■ **Supplied data**:

[Start of Attachment]

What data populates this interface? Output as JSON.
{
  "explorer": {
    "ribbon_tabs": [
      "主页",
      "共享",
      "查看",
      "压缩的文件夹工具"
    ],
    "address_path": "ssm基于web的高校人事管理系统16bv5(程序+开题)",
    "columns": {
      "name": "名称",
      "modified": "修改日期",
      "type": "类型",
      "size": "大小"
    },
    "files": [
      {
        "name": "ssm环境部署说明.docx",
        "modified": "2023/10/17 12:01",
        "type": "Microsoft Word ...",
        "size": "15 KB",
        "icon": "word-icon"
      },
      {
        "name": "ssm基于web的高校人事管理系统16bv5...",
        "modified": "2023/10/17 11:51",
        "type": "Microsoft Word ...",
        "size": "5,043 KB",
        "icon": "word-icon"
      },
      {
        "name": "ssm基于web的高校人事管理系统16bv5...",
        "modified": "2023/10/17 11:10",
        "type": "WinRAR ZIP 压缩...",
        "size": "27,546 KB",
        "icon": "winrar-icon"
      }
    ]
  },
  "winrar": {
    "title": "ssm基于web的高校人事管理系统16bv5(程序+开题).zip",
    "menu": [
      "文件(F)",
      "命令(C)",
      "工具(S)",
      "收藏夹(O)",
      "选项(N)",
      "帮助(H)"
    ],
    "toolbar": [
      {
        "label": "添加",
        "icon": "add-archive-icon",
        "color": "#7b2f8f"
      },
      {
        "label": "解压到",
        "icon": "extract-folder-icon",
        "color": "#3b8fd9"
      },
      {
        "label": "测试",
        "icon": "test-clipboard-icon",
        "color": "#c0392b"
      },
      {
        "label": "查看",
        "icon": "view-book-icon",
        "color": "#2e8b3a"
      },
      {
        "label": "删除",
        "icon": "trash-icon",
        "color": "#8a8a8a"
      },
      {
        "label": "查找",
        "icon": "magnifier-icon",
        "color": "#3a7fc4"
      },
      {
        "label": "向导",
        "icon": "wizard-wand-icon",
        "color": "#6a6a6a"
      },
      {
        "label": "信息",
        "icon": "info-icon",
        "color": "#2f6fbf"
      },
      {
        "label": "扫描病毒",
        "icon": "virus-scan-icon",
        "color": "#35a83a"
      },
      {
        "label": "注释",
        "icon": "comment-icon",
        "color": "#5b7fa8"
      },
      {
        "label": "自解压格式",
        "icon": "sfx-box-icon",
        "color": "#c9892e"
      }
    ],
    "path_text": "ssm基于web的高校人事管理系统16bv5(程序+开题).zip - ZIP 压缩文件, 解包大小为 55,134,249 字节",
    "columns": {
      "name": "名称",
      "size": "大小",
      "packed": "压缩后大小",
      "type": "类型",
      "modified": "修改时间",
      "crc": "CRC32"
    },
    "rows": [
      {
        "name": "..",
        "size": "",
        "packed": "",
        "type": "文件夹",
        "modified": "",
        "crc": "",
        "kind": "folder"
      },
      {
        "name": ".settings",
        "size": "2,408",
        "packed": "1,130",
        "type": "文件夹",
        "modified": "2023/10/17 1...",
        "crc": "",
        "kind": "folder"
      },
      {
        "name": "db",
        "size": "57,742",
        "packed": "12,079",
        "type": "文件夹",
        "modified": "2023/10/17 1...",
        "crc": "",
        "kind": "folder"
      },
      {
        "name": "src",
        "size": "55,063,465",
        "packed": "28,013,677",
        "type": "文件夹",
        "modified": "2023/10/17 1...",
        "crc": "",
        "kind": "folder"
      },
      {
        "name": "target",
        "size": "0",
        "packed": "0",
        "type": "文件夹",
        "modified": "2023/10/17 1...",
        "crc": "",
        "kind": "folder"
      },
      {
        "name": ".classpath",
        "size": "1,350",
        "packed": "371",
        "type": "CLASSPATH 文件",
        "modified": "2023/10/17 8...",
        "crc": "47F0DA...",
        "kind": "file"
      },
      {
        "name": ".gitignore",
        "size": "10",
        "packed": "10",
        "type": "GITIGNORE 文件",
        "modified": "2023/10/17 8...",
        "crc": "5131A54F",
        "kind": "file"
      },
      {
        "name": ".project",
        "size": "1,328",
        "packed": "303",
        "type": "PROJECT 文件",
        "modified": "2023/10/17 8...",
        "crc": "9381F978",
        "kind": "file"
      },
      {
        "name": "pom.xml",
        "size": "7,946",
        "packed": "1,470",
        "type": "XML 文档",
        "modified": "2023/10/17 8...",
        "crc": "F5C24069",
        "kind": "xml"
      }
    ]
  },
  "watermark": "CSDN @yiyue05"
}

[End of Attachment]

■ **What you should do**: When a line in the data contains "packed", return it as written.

■ **Reply**:
      "packed": "压缩后大小",
        "packed": "",
        "packed": "1,130",
        "packed": "12,079",
        "packed": "28,013,677",
        "packed": "0",
        "packed": "371",
        "packed": "10",
        "packed": "303",
        "packed": "1,470",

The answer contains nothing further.